Start of Material for the task

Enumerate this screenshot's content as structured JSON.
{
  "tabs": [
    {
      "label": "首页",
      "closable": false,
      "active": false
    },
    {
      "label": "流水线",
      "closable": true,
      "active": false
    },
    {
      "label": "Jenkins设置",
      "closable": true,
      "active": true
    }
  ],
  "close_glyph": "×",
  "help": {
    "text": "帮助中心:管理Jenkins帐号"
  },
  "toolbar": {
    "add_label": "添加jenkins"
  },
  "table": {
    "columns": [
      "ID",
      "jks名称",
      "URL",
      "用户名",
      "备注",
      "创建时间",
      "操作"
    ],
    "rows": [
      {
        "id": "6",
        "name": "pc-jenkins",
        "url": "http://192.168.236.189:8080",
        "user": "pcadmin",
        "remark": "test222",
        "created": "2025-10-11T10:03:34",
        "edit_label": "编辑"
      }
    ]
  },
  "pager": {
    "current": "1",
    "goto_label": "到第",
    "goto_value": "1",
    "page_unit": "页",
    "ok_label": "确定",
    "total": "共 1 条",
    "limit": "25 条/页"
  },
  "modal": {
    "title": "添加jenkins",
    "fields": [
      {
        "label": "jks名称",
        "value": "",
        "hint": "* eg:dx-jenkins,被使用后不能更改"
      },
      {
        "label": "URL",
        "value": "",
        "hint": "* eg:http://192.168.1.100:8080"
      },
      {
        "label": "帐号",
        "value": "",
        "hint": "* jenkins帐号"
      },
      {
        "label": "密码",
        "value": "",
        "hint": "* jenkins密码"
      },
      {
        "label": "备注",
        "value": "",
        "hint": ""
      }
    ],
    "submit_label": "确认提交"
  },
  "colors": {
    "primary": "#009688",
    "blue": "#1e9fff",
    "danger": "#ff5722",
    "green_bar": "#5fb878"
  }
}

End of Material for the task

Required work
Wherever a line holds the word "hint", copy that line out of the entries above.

Solution to this problem
        "hint": "* eg:dx-jenkins,被使用后不能更改"
        "hint": "* eg:http://192.168.1.100:8080"
        "hint": "* jenkins帐号"
        "hint": "* jenkins密码"
        "hint": ""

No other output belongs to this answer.